DES MOINES, Iowa – Election Day is finally here, and the polls could be busier than some anticipated. That's because early voter turnout is down about seven percent in Iowa compared with the last presidential election.

Secretary of State Paul Pate said election officials still predict about 70 percent of registered voters will cast a ballot in this election. He recommends folks do some research before heading to their polling location.

"You can go online and look at the ballots so you know who all is on the ticket so you don't go in there feeling uncomfortable and saying, 'Hey, I don't know the judges' or 'I don't know this thing,'" he explained. "There are ways to do some research online and you might want to do that."

Election information is available online at SOS.Iowa.gov. Iowans can register to vote today by bringing identification and proof of residency to their polling location. Voters already registered do not need an ID to cast a ballot.

While at the polls, any kind of electioneering: wearing clothes advertising a candidate or a political button, or carrying signs at a polling place is against the law. And despite concerns in the national media about election security, Pate said voters can rest assured that Iowa's election system performs well.

"We've got 10,000 Iowans, your neighbors and mine, who are helping at these polling sites," he said. "They're Republican, Democrat, bipartisan. Transparency is there. We don't vote on the internet, it's paper ballot so we have a way to verify everything. We take this very, very seriously."

President of the League of Women Voters of Iowa Mary Rae Bragg said it's tremendously important that all eligible Iowans exercise their right to vote, despite the acrimonious nature of the presidential election.
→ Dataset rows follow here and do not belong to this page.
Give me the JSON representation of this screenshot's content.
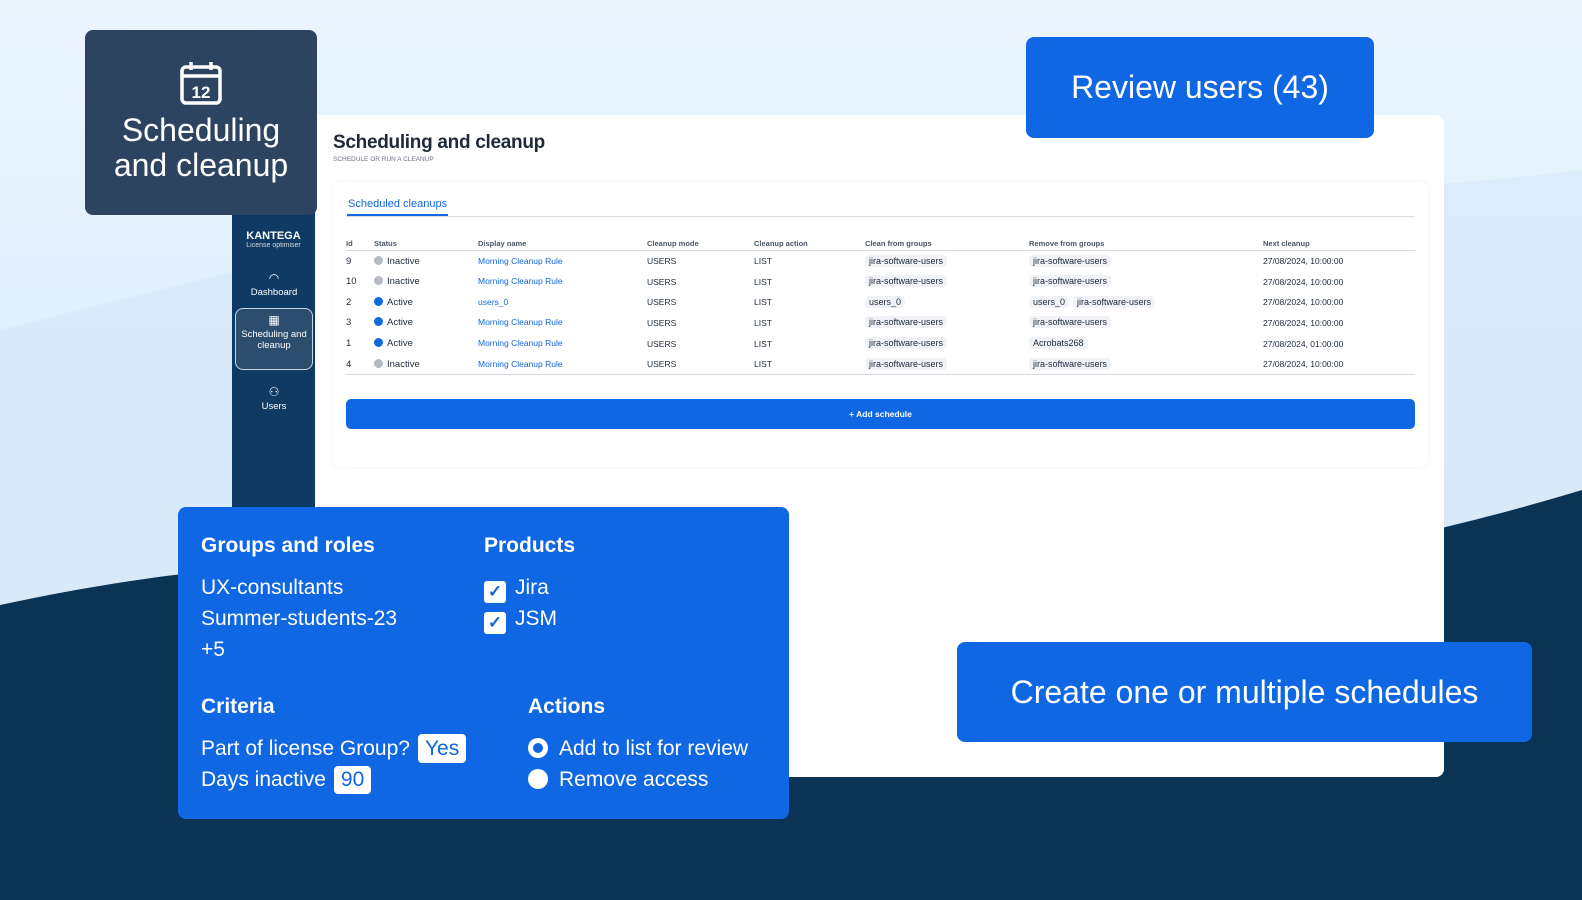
{
  "callouts": {
    "scheduling": "Scheduling and cleanup",
    "review": "Review users (43)",
    "create": "Create one or multiple schedules"
  },
  "sidebar": {
    "brand": "KANTEGA",
    "brand_sub": "License optimiser",
    "items": [
      {
        "label": "Dashboard",
        "icon": "gauge-icon"
      },
      {
        "label": "Scheduling and cleanup",
        "icon": "calendar-icon",
        "active": true
      },
      {
        "label": "Users",
        "icon": "users-icon"
      }
    ]
  },
  "page": {
    "title": "Scheduling and cleanup",
    "subtitle": "SCHEDULE OR RUN A CLEANUP",
    "tab": "Scheduled cleanups",
    "add_button": "+ Add schedule"
  },
  "table": {
    "columns": [
      "Id",
      "Status",
      "Display name",
      "Cleanup mode",
      "Cleanup action",
      "Clean from groups",
      "Remove from groups",
      "Next cleanup"
    ],
    "rows": [
      {
        "id": "9",
        "status": "Inactive",
        "name": "Morning Cleanup Rule",
        "mode": "USERS",
        "action": "LIST",
        "clean": [
          "jira-software-users"
        ],
        "remove": [
          "jira-software-users"
        ],
        "next": "27/08/2024, 10:00:00"
      },
      {
        "id": "10",
        "status": "Inactive",
        "name": "Morning Cleanup Rule",
        "mode": "USERS",
        "action": "LIST",
        "clean": [
          "jira-software-users"
        ],
        "remove": [
          "jira-software-users"
        ],
        "next": "27/08/2024, 10:00:00"
      },
      {
        "id": "2",
        "status": "Active",
        "name": "users_0",
        "mode": "USERS",
        "action": "LIST",
        "clean": [
          "users_0"
        ],
        "remove": [
          "users_0",
          "jira-software-users"
        ],
        "next": "27/08/2024, 10:00:00"
      },
      {
        "id": "3",
        "status": "Active",
        "name": "Morning Cleanup Rule",
        "mode": "USERS",
        "action": "LIST",
        "clean": [
          "jira-software-users"
        ],
        "remove": [
          "jira-software-users"
        ],
        "next": "27/08/2024, 10:00:00"
      },
      {
        "id": "1",
        "status": "Active",
        "name": "Morning Cleanup Rule",
        "mode": "USERS",
        "action": "LIST",
        "clean": [
          "jira-software-users"
        ],
        "remove": [
          "Acrobats268"
        ],
        "next": "27/08/2024, 01:00:00"
      },
      {
        "id": "4",
        "status": "Inactive",
        "name": "Morning Cleanup Rule",
        "mode": "USERS",
        "action": "LIST",
        "clean": [
          "jira-software-users"
        ],
        "remove": [
          "jira-software-users"
        ],
        "next": "27/08/2024, 10:00:00"
      }
    ]
  },
  "panel": {
    "groups_title": "Groups and roles",
    "groups": [
      "UX-consultants",
      "Summer-students-23",
      "+5"
    ],
    "products_title": "Products",
    "products": [
      "Jira",
      "JSM"
    ],
    "criteria_title": "Criteria",
    "criteria_license": "Part of license Group?",
    "criteria_license_value": "Yes",
    "criteria_days": "Days inactive",
    "criteria_days_value": "90",
    "actions_title": "Actions",
    "actions": [
      "Add to list for review",
      "Remove access"
    ]
  },
  "colors": {
    "blue": "#0f67e3",
    "navy": "#0b3354",
    "active": "#1268e0",
    "inactive": "#b5bac3"
  }
}
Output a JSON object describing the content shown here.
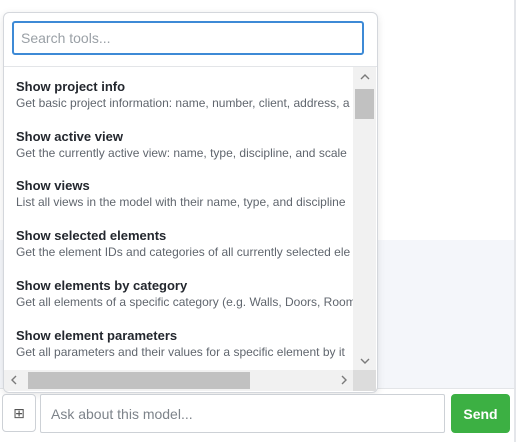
{
  "popup": {
    "search_placeholder": "Search tools...",
    "tools": [
      {
        "name": "Show project info",
        "description": "Get basic project information: name, number, client, address, a"
      },
      {
        "name": "Show active view",
        "description": "Get the currently active view: name, type, discipline, and scale"
      },
      {
        "name": "Show views",
        "description": "List all views in the model with their name, type, and discipline"
      },
      {
        "name": "Show selected elements",
        "description": "Get the element IDs and categories of all currently selected ele"
      },
      {
        "name": "Show elements by category",
        "description": "Get all elements of a specific category (e.g. Walls, Doors, Room"
      },
      {
        "name": "Show element parameters",
        "description": "Get all parameters and their values for a specific element by it"
      }
    ],
    "scrollbar": {
      "up_icon": "chevron-up-icon",
      "down_icon": "chevron-down-icon",
      "left_icon": "chevron-left-icon",
      "right_icon": "chevron-right-icon"
    }
  },
  "input_bar": {
    "tools_icon": "grid-icon",
    "tools_glyph": "⊞",
    "chat_placeholder": "Ask about this model...",
    "send_label": "Send"
  },
  "colors": {
    "accent": "#3d8ad6",
    "send": "#3cb043"
  }
}
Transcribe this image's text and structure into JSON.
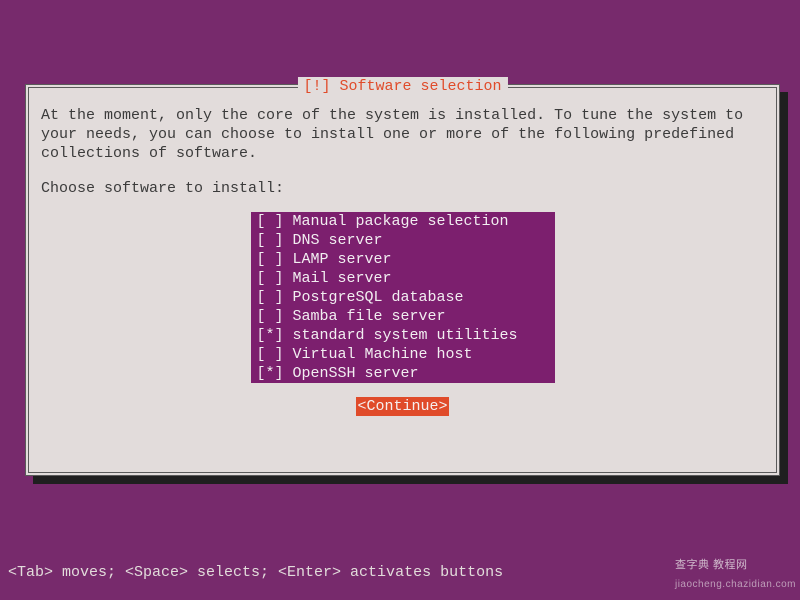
{
  "colors": {
    "background": "#772a6c",
    "dialog_bg": "#e2dcdb",
    "accent": "#e04b2a",
    "selection_bg": "#7c1f6e",
    "selection_fg": "#f2eef1"
  },
  "dialog": {
    "title": "[!] Software selection",
    "description": "At the moment, only the core of the system is installed. To tune the system to your needs, you can choose to install one or more of the following predefined collections of software.",
    "prompt": "Choose software to install:",
    "options": [
      {
        "label": "Manual package selection",
        "checked": false
      },
      {
        "label": "DNS server",
        "checked": false
      },
      {
        "label": "LAMP server",
        "checked": false
      },
      {
        "label": "Mail server",
        "checked": false
      },
      {
        "label": "PostgreSQL database",
        "checked": false
      },
      {
        "label": "Samba file server",
        "checked": false
      },
      {
        "label": "standard system utilities",
        "checked": true
      },
      {
        "label": "Virtual Machine host",
        "checked": false
      },
      {
        "label": "OpenSSH server",
        "checked": true
      }
    ],
    "continue_label": "<Continue>"
  },
  "help_line": "<Tab> moves; <Space> selects; <Enter> activates buttons",
  "watermark": {
    "primary": "查字典  教程网",
    "secondary": "jiaocheng.chazidian.com"
  }
}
She said regardless of the outcome, it's critical that the country move forward together and get back to the business of good governance.

"We all have that responsibility to stop, take a deep breath and remember that in the end we are all Americans and we should all be on the same page, and that should be preserving our democracy," she said.

Polls remain open until 9 p.m.

Mary Kuhlman, Public News Service - IA